What is a bank run and what are the risks associated?
The recent failure of Sillicon Valley Bank (SVB) was the result of a bank run on its deposits. The reason behind can be attributed to unrealised bond losses caused by high inflation rates at the time of the banks failure.
"Bank runs happen when a large number of people start making withdrawals from banks because they fear the institutions will run out of money. A bank run is typically the result of panic rather than true insolvency. A bank run triggered by fear that pushes a bank into actual insolvency represents a classic example of a self-fulfilling prophecy. The bank does risk default, as individuals keeping withdrawing funds. So what begins as panic can eventually turn into a true default situation.
That's because most banks don't keep that much cash on hand in their branches. In fact, most institutions have a set limit to how much they can store in their vaults each day. These limits are set based on need and for security reasons. The Federal Reserve Bank also sets in-house cash limits for institutions. The money they do have on the books is used to loan out to others or is invested in different investment vehicles.
Because banks typically keep only a small percentage of deposits as cash on hand, they must increase their cash position to meet the withdrawal demands of their customers. One method a bank uses to increase cash on hand is to sell off its assets—sometimes at significantly lower prices than if it did not have to sell quickly.

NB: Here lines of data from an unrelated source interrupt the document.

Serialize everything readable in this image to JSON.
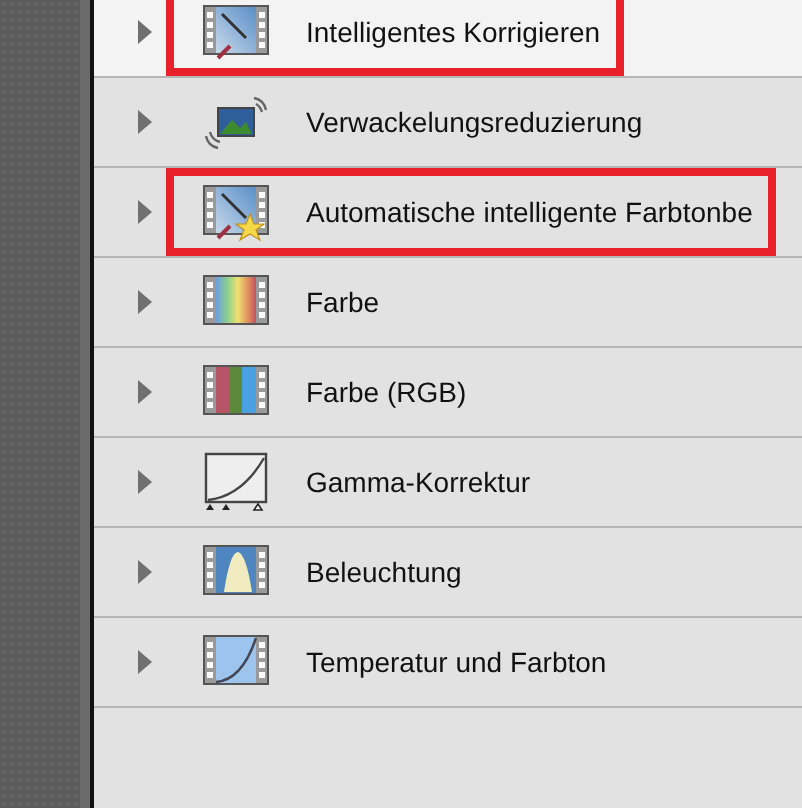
{
  "items": [
    {
      "label": "Intelligentes Korrigieren",
      "expanded": false,
      "selected": true,
      "highlighted": true
    },
    {
      "label": "Verwackelungsreduzierung",
      "expanded": false,
      "selected": false,
      "highlighted": false
    },
    {
      "label": "Automatische intelligente Farbtonbe",
      "expanded": false,
      "selected": false,
      "highlighted": true
    },
    {
      "label": "Farbe",
      "expanded": false,
      "selected": false,
      "highlighted": false
    },
    {
      "label": "Farbe (RGB)",
      "expanded": false,
      "selected": false,
      "highlighted": false
    },
    {
      "label": "Gamma-Korrektur",
      "expanded": false,
      "selected": false,
      "highlighted": false
    },
    {
      "label": "Beleuchtung",
      "expanded": false,
      "selected": false,
      "highlighted": false
    },
    {
      "label": "Temperatur und Farbton",
      "expanded": false,
      "selected": false,
      "highlighted": false
    }
  ]
}
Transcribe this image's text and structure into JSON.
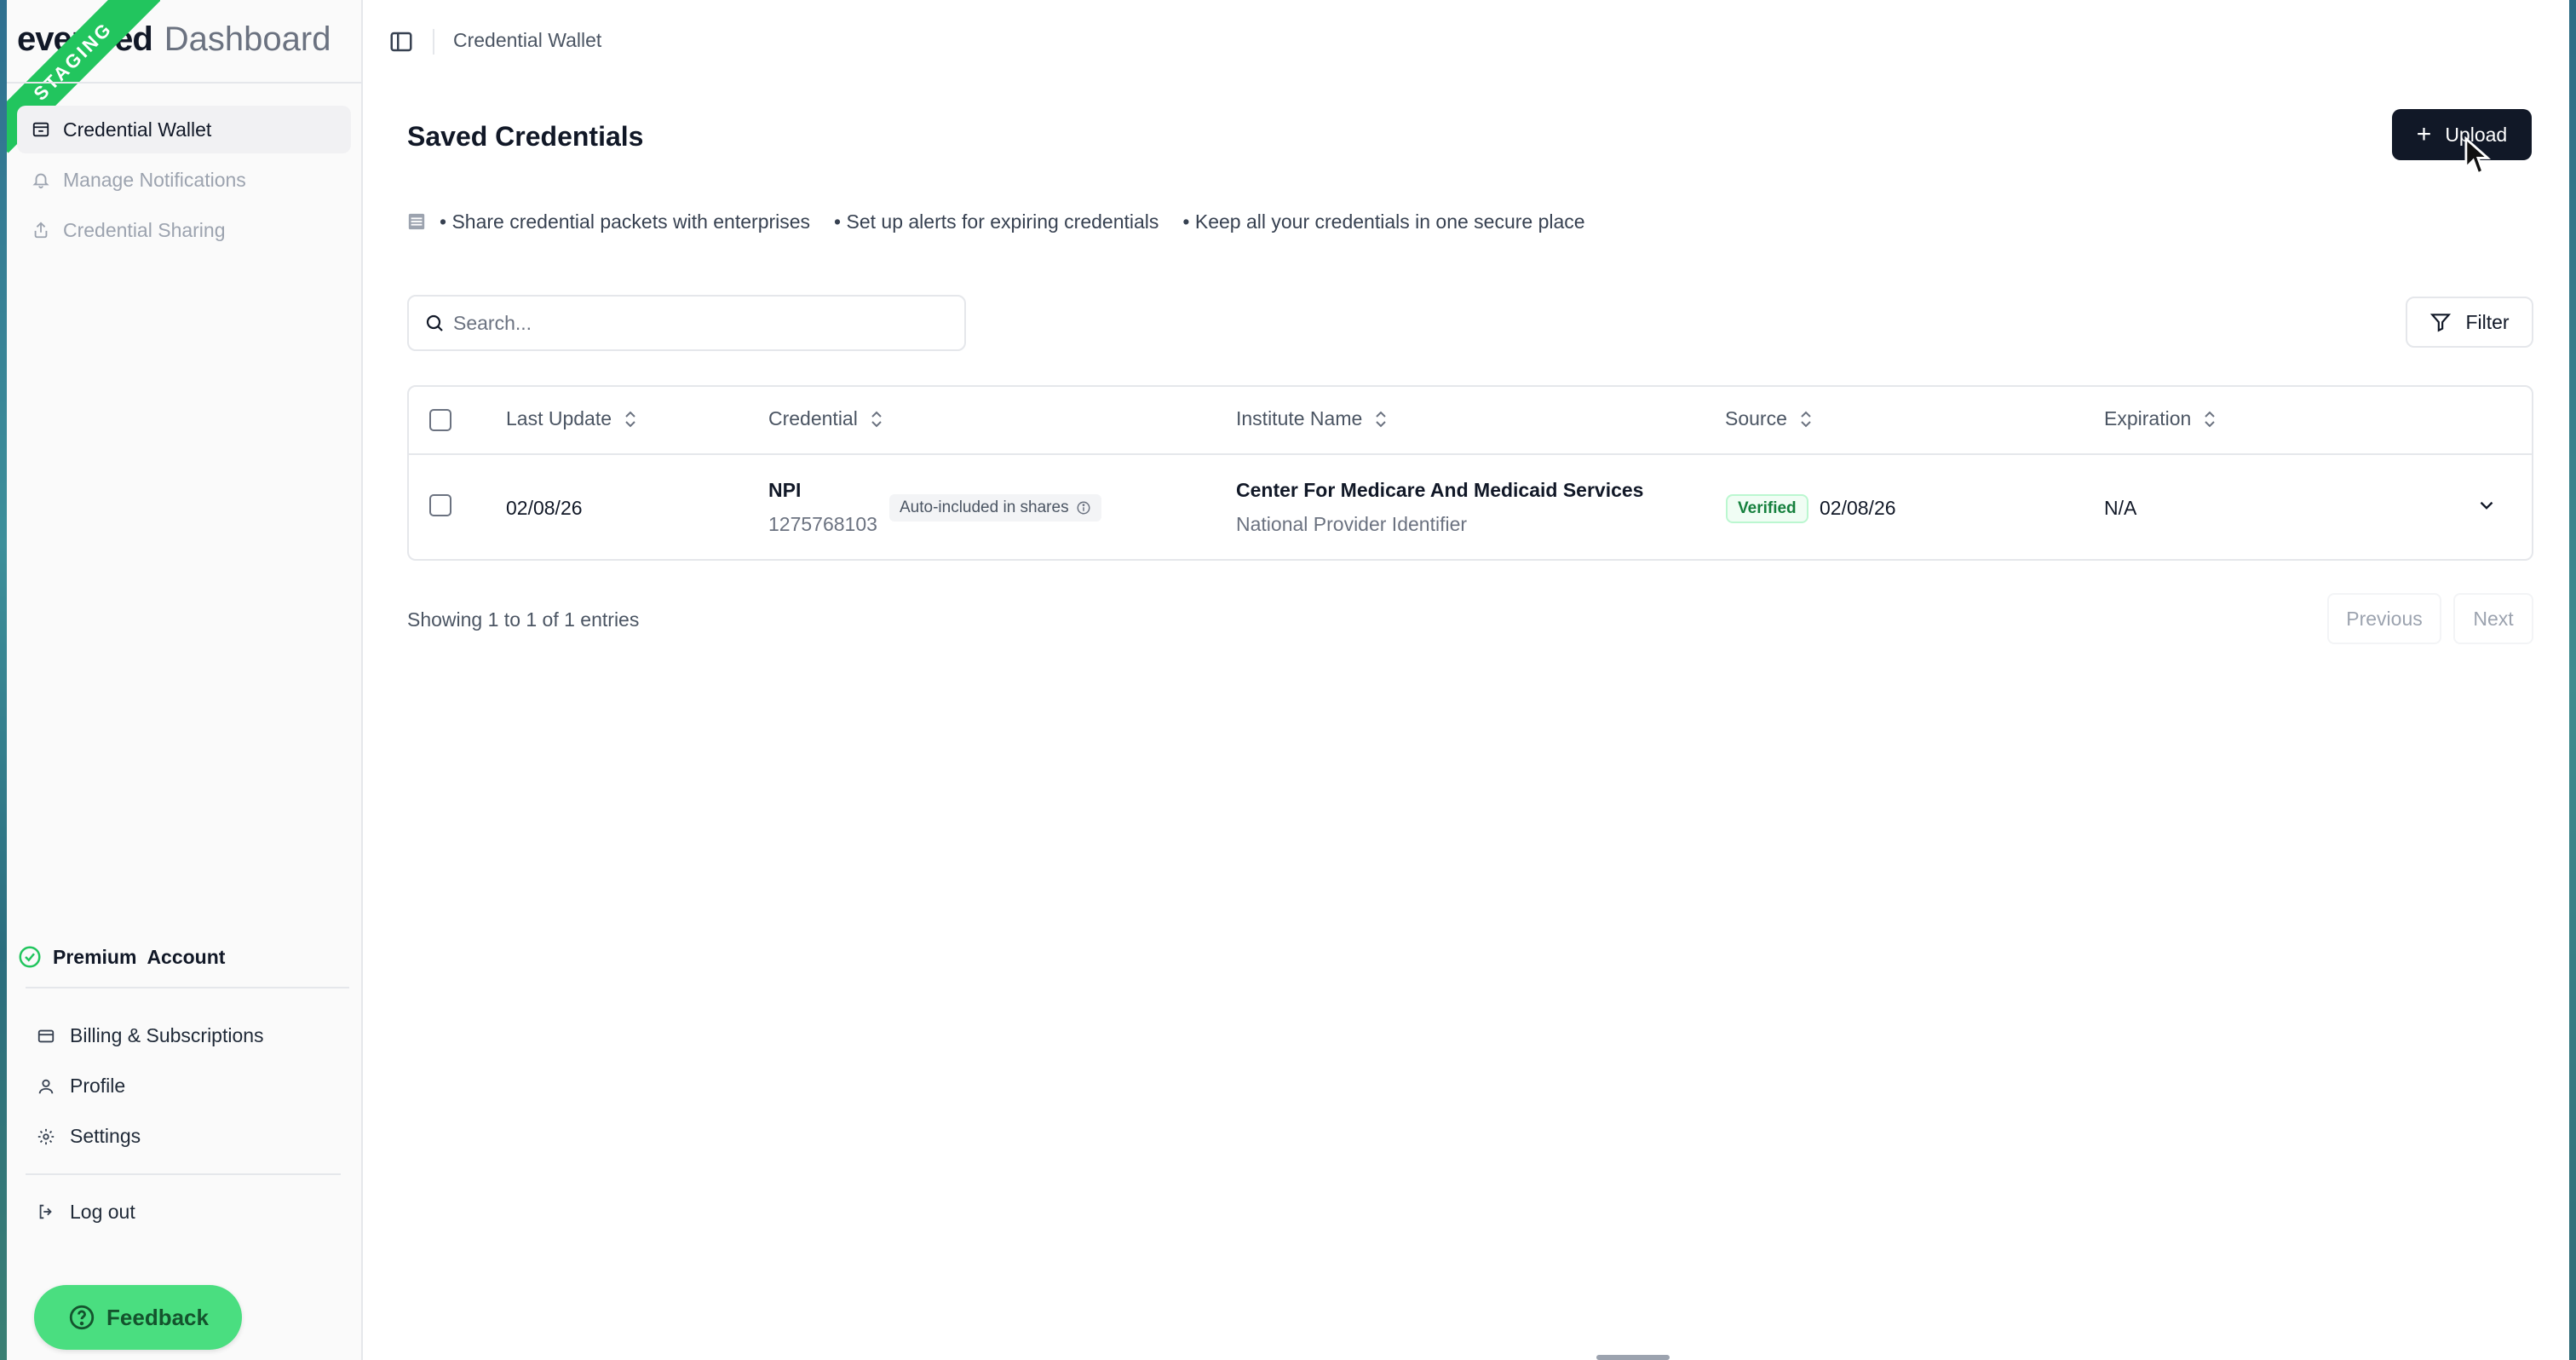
{
  "brand": {
    "logo": "evercred",
    "subtitle": "Dashboard",
    "env_ribbon": "STAGING"
  },
  "sidebar": {
    "nav": [
      {
        "label": "Credential Wallet",
        "icon": "wallet-icon",
        "active": true
      },
      {
        "label": "Manage Notifications",
        "icon": "bell-icon",
        "active": false
      },
      {
        "label": "Credential Sharing",
        "icon": "share-icon",
        "active": false
      }
    ],
    "premium": {
      "word1": "Premium",
      "word2": "Account",
      "icon": "check-circle-icon"
    },
    "account": [
      {
        "label": "Billing & Subscriptions",
        "icon": "credit-card-icon"
      },
      {
        "label": "Profile",
        "icon": "user-icon"
      },
      {
        "label": "Settings",
        "icon": "gear-icon"
      }
    ],
    "logout": "Log out",
    "feedback": "Feedback"
  },
  "topbar": {
    "breadcrumb": "Credential Wallet"
  },
  "page": {
    "title": "Saved Credentials",
    "upload_label": "Upload",
    "features": [
      "• Share credential packets with enterprises",
      "• Set up alerts for expiring credentials",
      "• Keep all your credentials in one secure place"
    ],
    "search_placeholder": "Search...",
    "filter_label": "Filter"
  },
  "table": {
    "columns": [
      "Last Update",
      "Credential",
      "Institute Name",
      "Source",
      "Expiration"
    ],
    "rows": [
      {
        "last_update": "02/08/26",
        "credential_name": "NPI",
        "credential_number": "1275768103",
        "auto_badge": "Auto-included in shares",
        "institute_name": "Center For Medicare And Medicaid Services",
        "institute_sub": "National Provider Identifier",
        "source_badge": "Verified",
        "source_date": "02/08/26",
        "expiration": "N/A"
      }
    ]
  },
  "pagination": {
    "showing": "Showing 1 to 1 of 1 entries",
    "previous": "Previous",
    "next": "Next"
  },
  "colors": {
    "accent_green": "#22c55e",
    "primary_dark": "#111827",
    "verified_text": "#15803d"
  }
}
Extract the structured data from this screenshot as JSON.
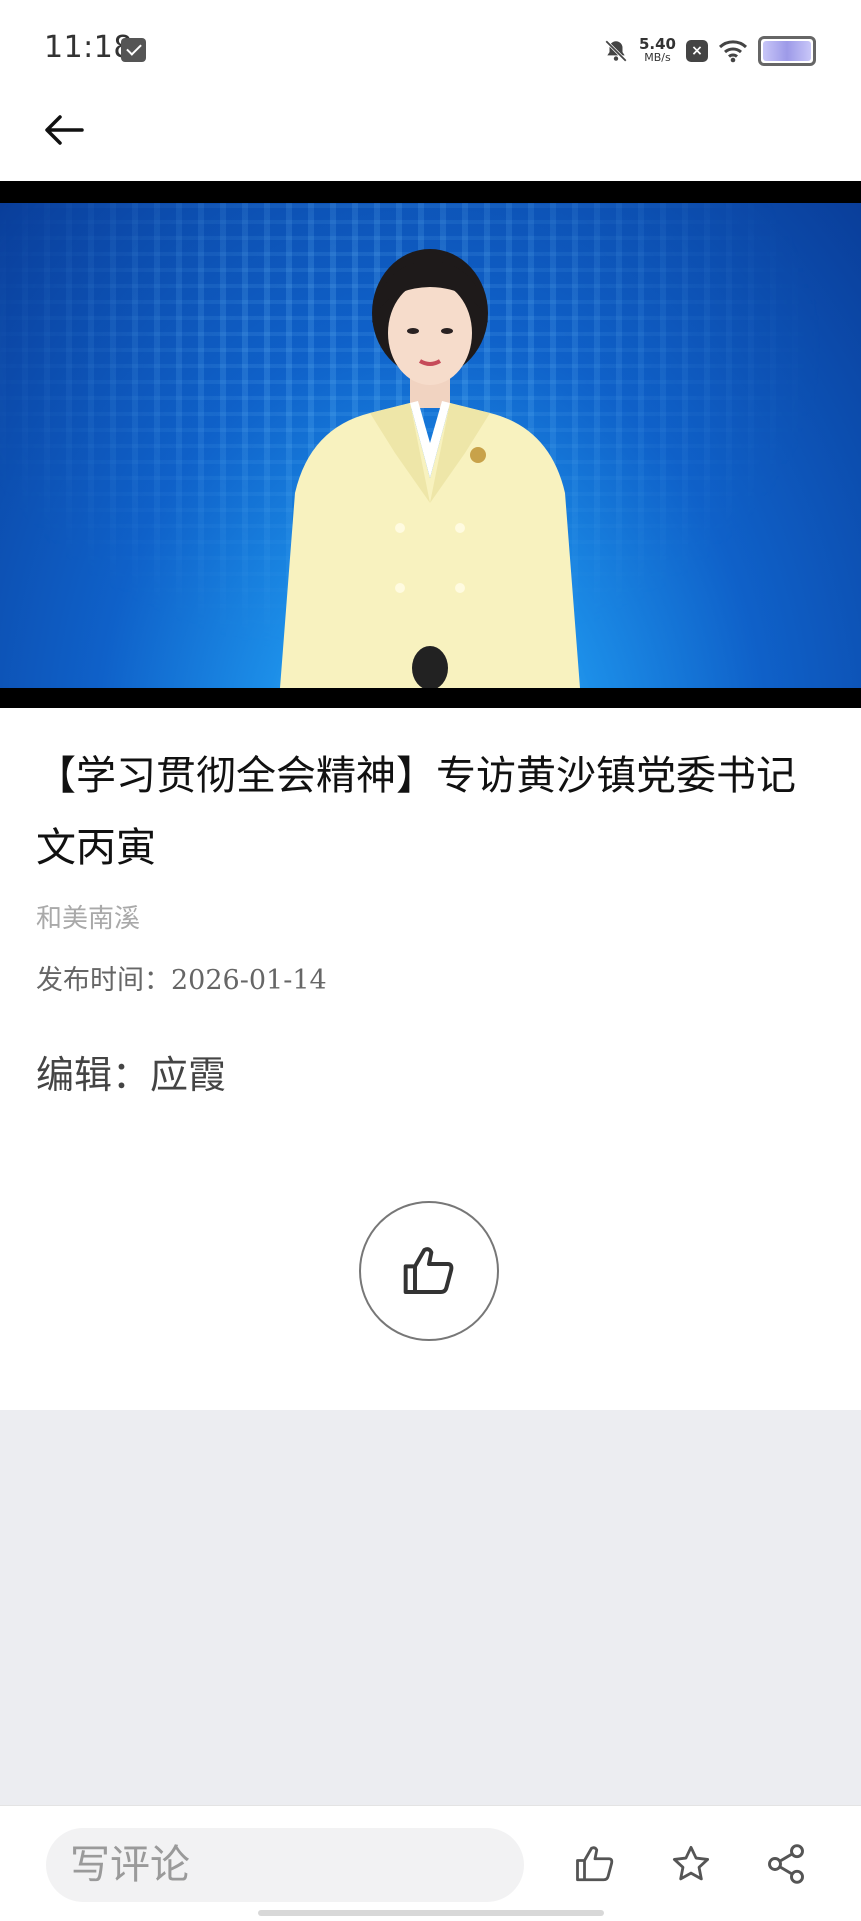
{
  "status_bar": {
    "time": "11:18",
    "net_speed_value": "5.40",
    "net_speed_unit": "MB/s"
  },
  "article": {
    "title": "【学习贯彻全会精神】专访黄沙镇党委书记 文丙寅",
    "source": "和美南溪",
    "publish_time": "发布时间：2026-01-14",
    "editor": "编辑：应霞"
  },
  "bottom_bar": {
    "comment_placeholder": "写评论"
  },
  "icons": {
    "back": "arrow-left-icon",
    "like": "thumbs-up-icon",
    "favorite": "star-icon",
    "share": "share-icon"
  },
  "colors": {
    "video_bg": "#0f61c9",
    "comments_bg": "#ecedf1",
    "source_text": "#a9a9a9"
  }
}
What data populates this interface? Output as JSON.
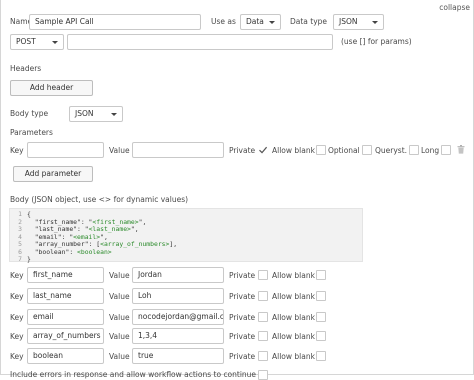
{
  "collapse_label": "collapse",
  "call": {
    "name_label": "Name",
    "name_value": "Sample API Call",
    "use_as_label": "Use as",
    "use_as_value": "Data",
    "data_type_label": "Data type",
    "data_type_value": "JSON",
    "method_value": "POST",
    "url_value": "",
    "url_hint": "(use [] for params)"
  },
  "headers": {
    "section_label": "Headers",
    "add_button": "Add header"
  },
  "body_type": {
    "label": "Body type",
    "value": "JSON"
  },
  "parameters": {
    "section_label": "Parameters",
    "key_label": "Key",
    "value_label": "Value",
    "private_label": "Private",
    "allow_blank_label": "Allow blank",
    "optional_label": "Optional",
    "querystring_label": "Queryst.",
    "long_label": "Long",
    "add_button": "Add parameter"
  },
  "body_section": {
    "label": "Body (JSON object, use <> for dynamic values)",
    "code_lines": [
      {
        "num": "1",
        "text": "{"
      },
      {
        "num": "2",
        "text": "  \"first_name\": \"<first_name>\","
      },
      {
        "num": "3",
        "text": "  \"last_name\": \"<last_name>\","
      },
      {
        "num": "4",
        "text": "  \"email\": \"<email>\","
      },
      {
        "num": "5",
        "text": "  \"array_number\": [<array_of_numbers>],"
      },
      {
        "num": "6",
        "text": "  \"boolean\": <boolean>"
      },
      {
        "num": "7",
        "text": "}"
      }
    ]
  },
  "body_params": [
    {
      "key_label": "Key",
      "key": "first_name",
      "value_label": "Value",
      "value": "Jordan",
      "private_label": "Private",
      "allow_blank_label": "Allow blank"
    },
    {
      "key_label": "Key",
      "key": "last_name",
      "value_label": "Value",
      "value": "Loh",
      "private_label": "Private",
      "allow_blank_label": "Allow blank"
    },
    {
      "key_label": "Key",
      "key": "email",
      "value_label": "Value",
      "value": "nocodejordan@gmail.com",
      "private_label": "Private",
      "allow_blank_label": "Allow blank"
    },
    {
      "key_label": "Key",
      "key": "array_of_numbers",
      "value_label": "Value",
      "value": "1,3,4",
      "private_label": "Private",
      "allow_blank_label": "Allow blank"
    },
    {
      "key_label": "Key",
      "key": "boolean",
      "value_label": "Value",
      "value": "true",
      "private_label": "Private",
      "allow_blank_label": "Allow blank"
    }
  ],
  "footer_text": "Include errors in response and allow workflow actions to continue",
  "colors": {
    "check": "#555555",
    "code_string": "#2a8a2a",
    "code_bg": "#f2f2f2"
  }
}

Losses on the sale of assets at lower prices can cause a bank to become insolvent. A bank panic occurs when multiple banks endure runs at the same time."